TASK DESCRIPTION: Can you print the data exactly and leave out each image?

RECORDED INFORMATION:
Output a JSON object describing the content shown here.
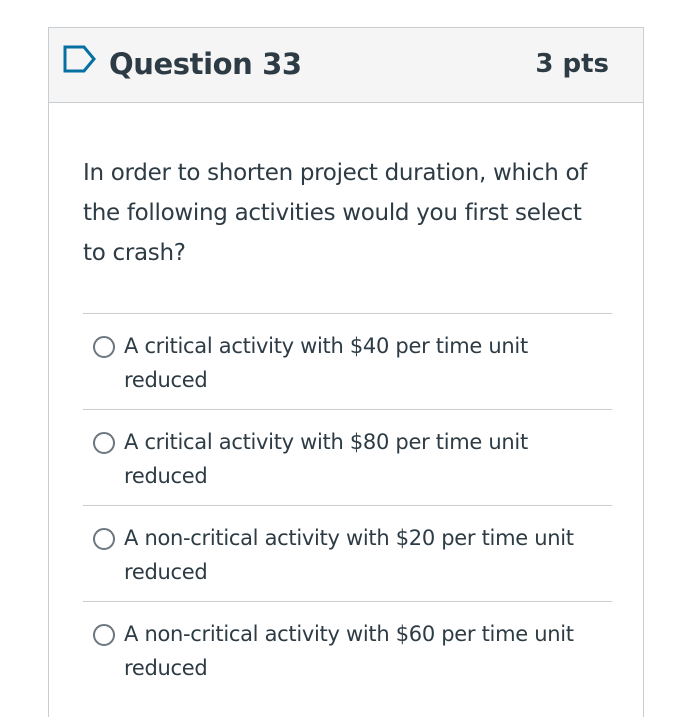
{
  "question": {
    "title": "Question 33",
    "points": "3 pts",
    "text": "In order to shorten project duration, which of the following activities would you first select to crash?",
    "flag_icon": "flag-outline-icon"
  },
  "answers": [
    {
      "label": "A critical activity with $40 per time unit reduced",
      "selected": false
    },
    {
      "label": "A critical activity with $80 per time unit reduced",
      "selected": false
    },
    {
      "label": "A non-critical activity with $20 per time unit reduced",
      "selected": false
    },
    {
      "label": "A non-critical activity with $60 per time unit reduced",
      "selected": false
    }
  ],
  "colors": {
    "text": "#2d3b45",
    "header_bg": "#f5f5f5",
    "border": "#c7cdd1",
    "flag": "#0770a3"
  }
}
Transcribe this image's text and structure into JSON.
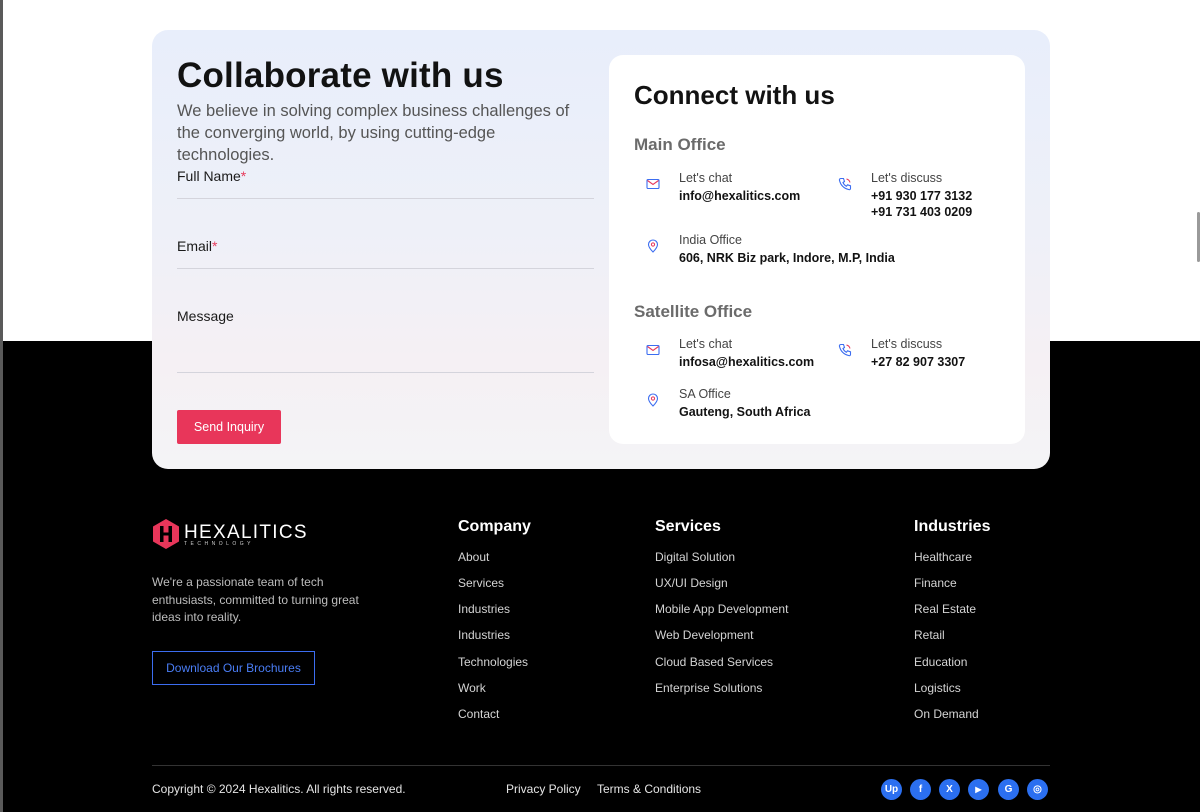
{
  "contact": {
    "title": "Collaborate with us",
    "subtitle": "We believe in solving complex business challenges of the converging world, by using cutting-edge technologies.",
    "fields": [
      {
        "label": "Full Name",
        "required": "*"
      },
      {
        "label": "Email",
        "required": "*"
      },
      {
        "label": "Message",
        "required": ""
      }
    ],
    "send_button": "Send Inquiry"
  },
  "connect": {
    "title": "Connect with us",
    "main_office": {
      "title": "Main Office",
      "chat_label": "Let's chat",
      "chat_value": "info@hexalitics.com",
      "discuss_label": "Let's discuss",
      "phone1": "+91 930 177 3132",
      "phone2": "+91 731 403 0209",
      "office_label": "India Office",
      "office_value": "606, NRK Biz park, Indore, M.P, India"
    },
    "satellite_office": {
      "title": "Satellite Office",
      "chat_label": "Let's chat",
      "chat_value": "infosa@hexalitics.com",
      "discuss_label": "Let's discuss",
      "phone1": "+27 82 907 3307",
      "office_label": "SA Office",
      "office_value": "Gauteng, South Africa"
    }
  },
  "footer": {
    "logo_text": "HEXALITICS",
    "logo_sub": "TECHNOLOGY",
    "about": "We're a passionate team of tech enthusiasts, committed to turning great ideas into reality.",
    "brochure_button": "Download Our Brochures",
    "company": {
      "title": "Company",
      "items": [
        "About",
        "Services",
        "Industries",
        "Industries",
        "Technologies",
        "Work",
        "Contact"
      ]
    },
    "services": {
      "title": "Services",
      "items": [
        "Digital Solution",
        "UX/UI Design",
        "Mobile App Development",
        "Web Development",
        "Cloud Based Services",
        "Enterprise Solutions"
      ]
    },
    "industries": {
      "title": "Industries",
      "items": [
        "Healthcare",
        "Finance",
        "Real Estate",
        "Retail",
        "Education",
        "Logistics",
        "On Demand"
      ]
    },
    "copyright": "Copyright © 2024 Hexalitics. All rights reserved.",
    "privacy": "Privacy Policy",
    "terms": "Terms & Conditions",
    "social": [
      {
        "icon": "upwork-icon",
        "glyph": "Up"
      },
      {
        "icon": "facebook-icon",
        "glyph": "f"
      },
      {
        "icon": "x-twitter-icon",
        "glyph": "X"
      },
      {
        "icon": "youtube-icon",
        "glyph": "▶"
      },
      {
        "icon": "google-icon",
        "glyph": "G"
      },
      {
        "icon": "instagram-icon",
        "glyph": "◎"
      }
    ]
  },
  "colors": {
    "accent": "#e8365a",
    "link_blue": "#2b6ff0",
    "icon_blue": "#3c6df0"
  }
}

EXERCISE ANSWER:
Output a JSON object describing the content shown here.
{
  "question": {
    "title": "Question 33",
    "points": "3 pts",
    "text": "In order to shorten project duration, which of the following activities would you first select to crash?",
    "flag_icon": "flag-outline-icon"
  },
  "answers": [
    {
      "label": "A critical activity with $40 per time unit reduced",
      "selected": false
    },
    {
      "label": "A critical activity with $80 per time unit reduced",
      "selected": false
    },
    {
      "label": "A non-critical activity with $20 per time unit reduced",
      "selected": false
    },
    {
      "label": "A non-critical activity with $60 per time unit reduced",
      "selected": false
    }
  ],
  "colors": {
    "text": "#2d3b45",
    "header_bg": "#f5f5f5",
    "border": "#c7cdd1",
    "flag": "#0770a3"
  }
}
Transcribe this image's text and structure into JSON.
{
  "contact": {
    "title": "Collaborate with us",
    "subtitle": "We believe in solving complex business challenges of the converging world, by using cutting-edge technologies.",
    "fields": [
      {
        "label": "Full Name",
        "required": "*"
      },
      {
        "label": "Email",
        "required": "*"
      },
      {
        "label": "Message",
        "required": ""
      }
    ],
    "send_button": "Send Inquiry"
  },
  "connect": {
    "title": "Connect with us",
    "main_office": {
      "title": "Main Office",
      "chat_label": "Let's chat",
      "chat_value": "info@hexalitics.com",
      "discuss_label": "Let's discuss",
      "phone1": "+91 930 177 3132",
      "phone2": "+91 731 403 0209",
      "office_label": "India Office",
      "office_value": "606, NRK Biz park, Indore, M.P, India"
    },
    "satellite_office": {
      "title": "Satellite Office",
      "chat_label": "Let's chat",
      "chat_value": "infosa@hexalitics.com",
      "discuss_label": "Let's discuss",
      "phone1": "+27 82 907 3307",
      "office_label": "SA Office",
      "office_value": "Gauteng, South Africa"
    }
  },
  "footer": {
    "logo_text": "HEXALITICS",
    "logo_sub": "TECHNOLOGY",
    "about": "We're a passionate team of tech enthusiasts, committed to turning great ideas into reality.",
    "brochure_button": "Download Our Brochures",
    "company": {
      "title": "Company",
      "items": [
        "About",
        "Services",
        "Industries",
        "Industries",
        "Technologies",
        "Work",
        "Contact"
      ]
    },
    "services": {
      "title": "Services",
      "items": [
        "Digital Solution",
        "UX/UI Design",
        "Mobile App Development",
        "Web Development",
        "Cloud Based Services",
        "Enterprise Solutions"
      ]
    },
    "industries": {
      "title": "Industries",
      "items": [
        "Healthcare",
        "Finance",
        "Real Estate",
        "Retail",
        "Education",
        "Logistics",
        "On Demand"
      ]
    },
    "copyright": "Copyright © 2024 Hexalitics. All rights reserved.",
    "privacy": "Privacy Policy",
    "terms": "Terms & Conditions",
    "social": [
      {
        "icon": "upwork-icon",
        "glyph": "Up"
      },
      {
        "icon": "facebook-icon",
        "glyph": "f"
      },
      {
        "icon": "x-twitter-icon",
        "glyph": "X"
      },
      {
        "icon": "youtube-icon",
        "glyph": "▶"
      },
      {
        "icon": "google-icon",
        "glyph": "G"
      },
      {
        "icon": "instagram-icon",
        "glyph": "◎"
      }
    ]
  },
  "colors": {
    "accent": "#e8365a",
    "link_blue": "#2b6ff0",
    "icon_blue": "#3c6df0"
  }
}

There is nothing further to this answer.